While traditional languages were wrestling with all of these problems, functional languages took a principled position stemming from mathematical purity: we're not interested in modeling hardware, they said, but we'd like to model true math. And math for the most part does not have mutation and is time-invariant, which makes it an ideal candidate for parallel computing. (Imagine the moment when one of those first mathematicians-turned-programmers has heard about parallel computing -- they must have slapped their forehead: 'Wait a minute!. . . ') It was well noted in functional programming circles that such a computational model does inherently favor out-of-order, parallel execution, but that potential was more of a latent energy than a realized goal until recent times. Today, it becomes increasingly clear that a functional, mutation-free style of writing programs will be highly relevant for at least parts of a serious application that wants to tap into parallel processing.

So where's D positioning itself in all this? There's one essential concept forming the basis of D's approach to parallelism:
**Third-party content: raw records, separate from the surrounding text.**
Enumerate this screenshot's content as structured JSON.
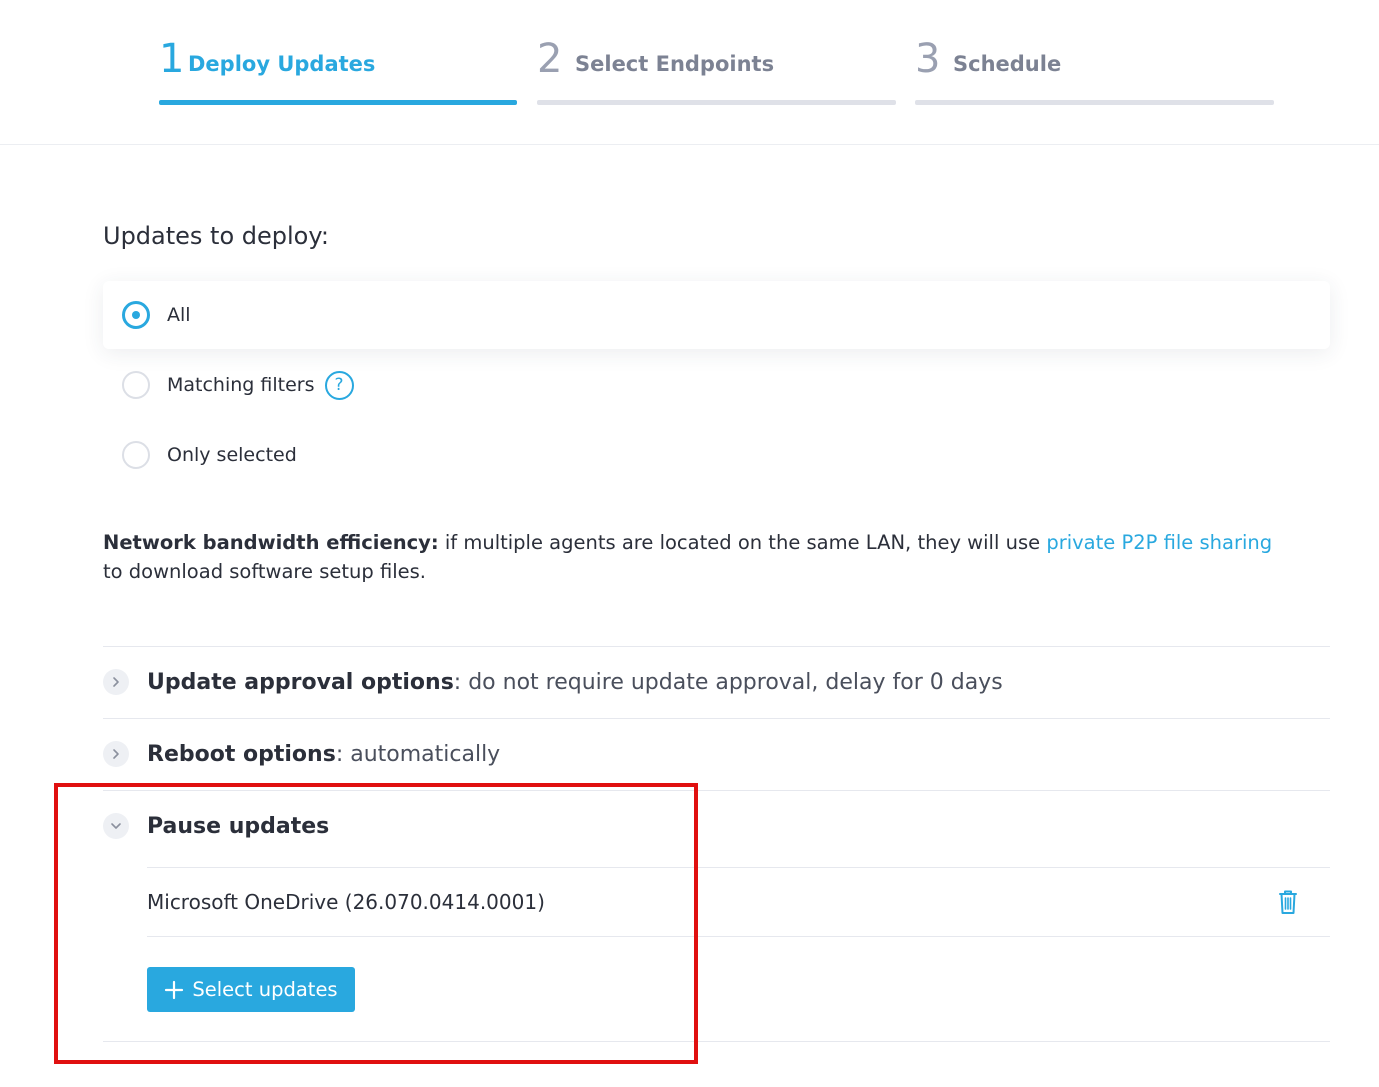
{
  "stepper": {
    "steps": [
      {
        "number": "1",
        "label": "Deploy Updates",
        "active": true
      },
      {
        "number": "2",
        "label": "Select Endpoints",
        "active": false
      },
      {
        "number": "3",
        "label": "Schedule",
        "active": false
      }
    ]
  },
  "updates_to_deploy": {
    "title": "Updates to deploy:",
    "options": [
      {
        "label": "All",
        "selected": true
      },
      {
        "label": "Matching filters",
        "selected": false,
        "help_icon": "question-icon",
        "help_glyph": "?"
      },
      {
        "label": "Only selected",
        "selected": false
      }
    ]
  },
  "bandwidth": {
    "bold": "Network bandwidth efficiency:",
    "text_before_link": " if multiple agents are located on the same LAN, they will use ",
    "link": "private P2P file sharing",
    "text_after_link": " to download software setup files."
  },
  "accordion": {
    "approval": {
      "key": "Update approval options",
      "value": ": do not require update approval, delay for 0 days",
      "expanded": false,
      "icon": "chevron-right-icon"
    },
    "reboot": {
      "key": "Reboot options",
      "value": ": automatically",
      "expanded": false,
      "icon": "chevron-right-icon"
    },
    "pause": {
      "title": "Pause updates",
      "expanded": true,
      "icon": "chevron-down-icon",
      "items": [
        {
          "name": "Microsoft OneDrive (26.070.0414.0001)",
          "action_icon": "trash-icon"
        }
      ],
      "select_button": "Select updates"
    }
  },
  "colors": {
    "accent": "#29a8df",
    "highlight": "#e01010",
    "text": "#2b2f3a"
  }
}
Memory is thread-private by default, shared on demand.

In D, all memory is by default private to the thread using it; even unwitting globals are allocated per-thread. When sharing is desired, objects can be qualified with shared, which means that they are visible from several threads at once. Crucially, the type system knows about shared data and limits what can be done with it to ensure that proper synchronization mechanisms are used throughout. This model avoids very elegantly a host of thorny problems related to synchronization of access in default-shared threaded languages. In those languages, the type system has no idea which data is supposed to be shared and which isn't so it often relies on the honor system -- the programmer is trusted to annotate shared data appropriately. Then complicated rules explain what happens in various scenarios involving unshared data, shared annotated data, data that's not annotated yet still shared, and combinations of the above -- in a very clear manner so all five people who can understand them will understand them, and everybody calls it a day.

Support for manycores is a very active area of research and development, and a good model has not been found yet. Starting with the solid foundation of a default-private memory model, D is incrementally deploying amenities that don't restrict its options: pure functions, lock-free primitives, good old lock-based programming, message queues (planned), and more. More advanced features such as ownership types are being discussed.

Related Reading

More Insights

Currently we allow the following HTML tags in comments:

Single tags

These tags can be used alone and don't need an ending tag.

<br> Defines a single line break

<hr> Defines a horizontal line

Matching tags

These require an ending tag - e.g. <i>italic text</i>

<a> Defines an anchor

<b> Defines bold text

<big> Defines big text

<blockquote> Defines a long quotation

<caption> Defines a table caption

<cite> Defines a citation

<code> Defines computer code text

<em> Defines emphasized text

<fieldset> Defines a border around elements in a form

<h1> This is heading 1

<h2> This is heading 2

<h3> This is heading 3

<h4> This is heading 4

<h5> This is heading 5

<h6> This is heading 6

<i> Defines italic text

<p> Defines a paragraph

<pre> Defines preformatted text

<q> Defines a short quotation

<samp> Defines sample computer code text

<small> Defines small text

<span> Defines a section in a document

<s> Defines strikethrough text

<strike> Defines strikethrough text

<strong> Defines strong text

<sub> Defines subscripted text

<sup> Defines superscripted text

<u> Defines underlined text

Dr. Dobb's encourages readers to engage in spirited, healthy debate, including taking us to task. However, Dr. Dobb's moderates all comments posted to our site, and reserves the right to modify or remove any content that it determines to be derogatory, offensive, inflammatory, vulgar, irrelevant/off-topic, racist or obvious marketing or spam. Dr. Dobb's further reserves the right to disable the profile of any commenter participating in said activities.

Disqus Tips To upload an avatar photo, first complete your Disqus profile. | View the list of supported HTML tags you can use to style comments. | Please read our commenting policy.